The North Cascades of Washington State is one of six designated recovery areas for grizzly bears in North America.
Recovering a North American icon
Washington State is home to one of the few remaining populations of grizzly bears in the lower 48 states. Today's North American grizzly bears (outside of Alaska) live in only five ecosystems: the Greater Yellowstone area, Northern Continental Divide, Selkirk Mountains, Cabinet-Yaak Mountains, and the North Cascades. Along with the Bitterroot ecosystem in Idaho, in which grizzlies are thought to be extirpated, these are all officially recognized "Grizzly Bear Recovery Zones."
The US government has had a recovery plan since 1997, but to date the most important part of the plan has not been implemented–to start a public process under the guidance of the National Environmental Policy Act (NEPA) that will lead to the addition of a small number of bears from a more robust population into the North Cascades.
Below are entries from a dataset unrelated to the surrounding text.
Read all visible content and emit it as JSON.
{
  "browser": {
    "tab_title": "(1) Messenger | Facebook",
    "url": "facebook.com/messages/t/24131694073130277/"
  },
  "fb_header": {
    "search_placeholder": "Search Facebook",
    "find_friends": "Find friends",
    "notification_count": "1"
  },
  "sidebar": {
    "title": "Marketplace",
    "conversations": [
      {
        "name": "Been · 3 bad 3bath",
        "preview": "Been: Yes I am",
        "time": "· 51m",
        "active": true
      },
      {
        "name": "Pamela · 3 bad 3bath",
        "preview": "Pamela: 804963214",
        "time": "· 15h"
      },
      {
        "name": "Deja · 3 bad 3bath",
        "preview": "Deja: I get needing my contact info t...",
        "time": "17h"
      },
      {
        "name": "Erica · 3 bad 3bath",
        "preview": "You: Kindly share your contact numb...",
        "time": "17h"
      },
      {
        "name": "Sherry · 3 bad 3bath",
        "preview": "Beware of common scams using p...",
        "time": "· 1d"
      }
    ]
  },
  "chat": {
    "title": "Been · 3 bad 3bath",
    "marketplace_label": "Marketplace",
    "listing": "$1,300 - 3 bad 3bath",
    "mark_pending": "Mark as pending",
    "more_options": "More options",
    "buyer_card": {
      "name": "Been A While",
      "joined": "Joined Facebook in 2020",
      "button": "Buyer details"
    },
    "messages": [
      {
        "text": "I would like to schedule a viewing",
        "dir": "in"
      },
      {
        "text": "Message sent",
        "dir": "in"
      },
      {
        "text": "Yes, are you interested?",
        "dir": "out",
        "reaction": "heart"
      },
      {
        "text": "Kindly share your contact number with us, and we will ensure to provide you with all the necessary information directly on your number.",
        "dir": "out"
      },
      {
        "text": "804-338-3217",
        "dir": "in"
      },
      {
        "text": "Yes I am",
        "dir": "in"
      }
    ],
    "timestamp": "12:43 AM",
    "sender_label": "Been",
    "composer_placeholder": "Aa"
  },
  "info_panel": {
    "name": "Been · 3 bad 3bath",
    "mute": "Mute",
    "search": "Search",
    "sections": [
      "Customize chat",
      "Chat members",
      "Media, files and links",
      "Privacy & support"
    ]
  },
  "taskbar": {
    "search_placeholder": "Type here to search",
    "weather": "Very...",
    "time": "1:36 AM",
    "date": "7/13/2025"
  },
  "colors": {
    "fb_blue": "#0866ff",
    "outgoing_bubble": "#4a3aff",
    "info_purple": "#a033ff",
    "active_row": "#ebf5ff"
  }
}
Washington State Rep. Rick Larsen has previously recommended federal funding to jump start the recovery plan, a move in the right direction.
Ensuring grizzly bears in our future
Government biologists have found that the greater North Cascades ecosystem has sufficient quantity and quality of habitat to support a self-sustaining population of grizzly bears.
Given their dangerously low numbers and very slow reproductive rate, (second only to the musk oxen among North American land mammals), full recovery could take up to a century to achieve. The planning process alone for recovery, once begun in earnest, will take 3 to 5 years. It's time to get started now.
What you can do for grizzly bears
In 1975, the grizzly bear was federally listed under the Endangered Species Act (ESA) as a “threatened” species in the United States outside Alaska. The US and British Columbia governments estimate that there are likely fewer than 25 grizzly bears living in the US and Canadian North Cascades. Most likely the home ranges of a small number of grizzly bears span the border.
Credible sightings and/or tracks in the North Cascades occur every year. Grizzly bears are most often found on upper elevation mountain slopes, in avalanche chutes, and in lower elevation wetlands. Though their range tends to be higher in elevation than that of black bears, which are abundant in WA, there is also much habitat overlap.
Cascades: Important recovery area
The North Cascades ecosystem is the second largest of the six recovery zones. It crosses the border into British Columbia, and includes North Cascades National Park as well as much of the Mount Baker-Snoqualmie, Wenatchee, and Okanogan National Forests. This habitat is 90% federally and state owned: 40% is federally protected wilderness and 72% has Forest Service roadless status, which is key to grizzly bear survival.
Related populations of grizzly bears just north of the Cascades, for example in the Stein-Nahatlatch of British Columbia, are also at risk and terrifically important to an overall future for bears in the greater Northwest.